Final Cut: Ladies and Gentlemen

György Pálfi made the mash-up to end all mash-ups, the supercut that puts every other effort to shame. His 85 minute montage is billed as the ultimate love story, and it is hard to argue with that. Final Cut: Ladies and Gentlemen was cobbled together using shots from roughly 500 classic films. The result is a triumphant piece of recycled art: a perfectly coherent tale of boy meets girl, boy loses girl, boy regains girl.


Final Cut is first and foremost a feature film, and is meant to be as entertaining as the movies it sourced its images from. But at the same time, this metafilm also functions as a feature length essay. It lays bare the many recurring narrative tropes and the syntactic rules that govern commercial filmmaking.


The mere fact that Pálfi is able to piece together a comprehensible narrative from so many differing pieces of film, is testament to the universality of its storyline. A story that has been told countless times, often in roughly the same narrative form.


In addition, it proves the power of the continuity editing style. The filmmakers seamlessly edit together shots from wildly differing movies and eras. By respecting some basic editing rules (specifically the match on action, and where possible also the dramatic axis), the resulting mishmash feels and looks remarkably fluent.

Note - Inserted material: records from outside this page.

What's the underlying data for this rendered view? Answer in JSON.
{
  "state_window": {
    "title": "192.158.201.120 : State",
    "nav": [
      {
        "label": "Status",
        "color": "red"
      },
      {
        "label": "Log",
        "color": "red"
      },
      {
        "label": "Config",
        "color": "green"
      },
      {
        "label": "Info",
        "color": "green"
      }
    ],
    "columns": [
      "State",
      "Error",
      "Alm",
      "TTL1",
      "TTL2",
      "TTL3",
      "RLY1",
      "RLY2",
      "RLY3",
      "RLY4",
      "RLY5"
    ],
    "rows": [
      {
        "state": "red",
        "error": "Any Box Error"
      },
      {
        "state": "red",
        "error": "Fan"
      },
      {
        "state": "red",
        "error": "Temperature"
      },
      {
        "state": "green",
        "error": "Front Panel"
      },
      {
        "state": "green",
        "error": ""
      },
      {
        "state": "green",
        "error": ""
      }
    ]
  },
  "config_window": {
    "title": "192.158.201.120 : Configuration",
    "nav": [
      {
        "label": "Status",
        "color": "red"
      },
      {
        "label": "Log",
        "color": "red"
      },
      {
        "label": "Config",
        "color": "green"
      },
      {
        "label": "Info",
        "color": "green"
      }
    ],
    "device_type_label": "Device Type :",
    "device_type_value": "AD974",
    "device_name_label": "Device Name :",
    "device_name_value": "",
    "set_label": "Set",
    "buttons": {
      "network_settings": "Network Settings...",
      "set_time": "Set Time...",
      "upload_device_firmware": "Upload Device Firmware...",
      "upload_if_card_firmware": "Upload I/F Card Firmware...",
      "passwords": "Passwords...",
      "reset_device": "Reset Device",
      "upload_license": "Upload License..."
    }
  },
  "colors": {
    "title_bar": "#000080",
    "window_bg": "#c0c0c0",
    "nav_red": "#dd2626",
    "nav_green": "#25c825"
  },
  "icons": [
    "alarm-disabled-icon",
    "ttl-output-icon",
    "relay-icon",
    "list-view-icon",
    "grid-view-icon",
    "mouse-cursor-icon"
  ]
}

In other regards, this narrative supercut violates filmmaking rules that appeared set in stone. But it gets away with it. Exactly how it accomplishes that is explained in Miklos Kiss‘ thorough, stimulating and insightful essay Creativity Beyond Originality: György Pálfi’s Final Cut as Narrative Supercut, published in Senses of Cinema. Fittingly, Kiss also made a ‘videographic adaptation’ of his own text, which you can watch on Vimeo. Judge for yourself what format works best.